So that’s what I was wondering in my post: can the same type of attachment exist with services? Sure, we all have some sort of attachment to some of the services we love, but if better services come along, how easy would it be just to give our old ones up?

Orchestra demystified

Monday, September 17th, 2007

The orchestra roster is separated so that we’re only playing a certain number of songs each. No wonder we’re going to get through so much.

It’s all a bit confusing, but it looks like I’ve been assigned to play first flute on Handel’s Watermusic as my first piece.

Ambitious Orchestra

Wednesday, September 12th, 2007

On Monday, I’ll be getting my music for orchestra. As I looked through the repertoire we’ll be going through this year, I am wondering how it will be possible to get through what our conductor has planned. Here’s what he has lined up:

Handel’s Fireworks Suite
Handel’s Water Music
Bach’s Orchestral Suites (yes, all of them)
Bach’s Brandenburg Concertos
Haydn’s London Symphonies
Mozart’s Last Symphonies
some of Mozart’s instrumental concertos
ALL NINE of Beethoven’s symphonies
all of Beethoven’s Overtures
some of Beethoven’s concertos

That’s insane. Then again, I’ve never actually played in an orchestra before. My ensemble experience seems to have included everything BUT orchestras. Concert bands, jazz bands, jazz combos, pit orchestras, chamber trios/quartets/quintets, solo gigs … but never a full orchestra. I’m excited.

Also, for those of you who are familiar, you’ll have noticed that we’re going through all of the late Baroque to early Classical periods. A good mix for me (I’m thinking of my piano diploma certification now), as all my music talents are known to lie in the Baroque and Romantic eras, where my take of Classical period music is considerably weaker. And don’t even talk to me about Contemporary music.

Sometimes I wonder how I’ll ever be able to focus this year.

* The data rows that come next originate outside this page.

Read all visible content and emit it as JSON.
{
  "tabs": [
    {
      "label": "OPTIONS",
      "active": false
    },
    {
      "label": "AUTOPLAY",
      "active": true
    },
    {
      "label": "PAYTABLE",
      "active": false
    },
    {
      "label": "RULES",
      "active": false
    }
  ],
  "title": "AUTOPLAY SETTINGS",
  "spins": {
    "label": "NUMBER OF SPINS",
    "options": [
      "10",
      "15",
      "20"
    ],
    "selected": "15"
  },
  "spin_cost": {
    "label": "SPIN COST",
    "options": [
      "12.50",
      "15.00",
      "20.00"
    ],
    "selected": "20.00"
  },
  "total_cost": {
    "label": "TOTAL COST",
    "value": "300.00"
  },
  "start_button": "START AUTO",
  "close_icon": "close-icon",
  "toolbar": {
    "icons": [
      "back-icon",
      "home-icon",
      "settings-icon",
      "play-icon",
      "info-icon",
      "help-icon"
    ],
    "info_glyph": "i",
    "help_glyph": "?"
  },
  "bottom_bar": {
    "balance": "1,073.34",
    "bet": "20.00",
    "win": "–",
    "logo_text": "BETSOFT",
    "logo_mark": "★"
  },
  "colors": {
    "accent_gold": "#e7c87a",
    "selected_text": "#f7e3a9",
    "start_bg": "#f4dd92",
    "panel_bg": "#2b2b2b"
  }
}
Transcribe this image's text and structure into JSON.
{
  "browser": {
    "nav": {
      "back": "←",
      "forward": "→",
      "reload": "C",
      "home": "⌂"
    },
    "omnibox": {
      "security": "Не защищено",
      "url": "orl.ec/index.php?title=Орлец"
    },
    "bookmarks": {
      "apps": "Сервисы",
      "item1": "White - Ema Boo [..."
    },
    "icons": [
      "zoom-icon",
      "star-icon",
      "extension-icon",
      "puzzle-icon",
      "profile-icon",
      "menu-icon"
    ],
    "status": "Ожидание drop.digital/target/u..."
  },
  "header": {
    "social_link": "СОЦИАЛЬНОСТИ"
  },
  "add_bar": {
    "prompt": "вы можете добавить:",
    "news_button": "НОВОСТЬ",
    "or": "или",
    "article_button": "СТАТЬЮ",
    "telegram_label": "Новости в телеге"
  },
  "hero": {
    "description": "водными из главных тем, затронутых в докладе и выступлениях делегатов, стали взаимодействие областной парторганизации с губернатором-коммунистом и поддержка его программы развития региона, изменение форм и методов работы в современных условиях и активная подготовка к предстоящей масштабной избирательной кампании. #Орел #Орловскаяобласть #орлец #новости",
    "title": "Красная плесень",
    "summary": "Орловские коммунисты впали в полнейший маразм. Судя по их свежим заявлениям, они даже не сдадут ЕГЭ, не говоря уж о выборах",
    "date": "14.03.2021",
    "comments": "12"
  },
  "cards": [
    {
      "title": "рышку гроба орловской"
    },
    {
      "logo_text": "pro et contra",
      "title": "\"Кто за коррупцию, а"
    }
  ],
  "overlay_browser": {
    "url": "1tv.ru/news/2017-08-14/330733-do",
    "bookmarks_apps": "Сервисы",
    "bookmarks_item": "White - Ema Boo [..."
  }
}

I’m sure I’ll find a way. And have fun doing it.

Grad Typography

Tuesday, September 11th, 2007

As I mentioned earlier, I’m taking a grad typography class this term. I figured I needed a lot more training on my visual design skills and grad type seemed to be the perfect way to do that. And it’s fun, even if it’s frustrating a bit at times. It’s one of those things where you’re just using your eye a lot rather than your brain. I’m never satisfied with my work, so it seems like I’m always re-working my assignments.

The first assignment we were given is to make a three book covers for a series of book by John Cage. Each had to have the title of the book, “lectures and writings by john cage”, the volume number, the publishing company, the ISBN number, and the bar code. In addition, we are to choose only one type system, and use only three type sizes for all three book covers. Each week we do one book cover, and we’ve done two so far.

After some studies of a couple of type systems, I chose to use Univers. I’ll be forever attracted to sans-serifs, and Helvetica was too heavy for my liking.

The first book cover focused on the use of the standard grid, and was exploring simply how type size, weight, letter spacing, word spacing, leading, and alignment affect the legibility and readability of the form. Here’s my cover for this (Book was entitled A Year From Monday)–click to enlarge:


For our second assignment, we were asked to bring in an image of something from nature that had some sort of system. I chose an image of a snail:


From these images, we created some grid structures (mine could’ve either been a radial or dilatational structure), and from that made book cover layouts, all the while thinking about the words contained in the book cover, both in terms of their meanings and their forms. Here’s my book cover for this (Book was entitled Empty Words)–click to enlarge:


I’ve still got lots to learn. But I think I’m making some progress into stepping away from the familiar and trying to push towards exploring forms that are outside my comfort zone.

September 12 addition: Slim, a fellow student, has started a blog for our class where students can post work in progress… feel free to browse and comment!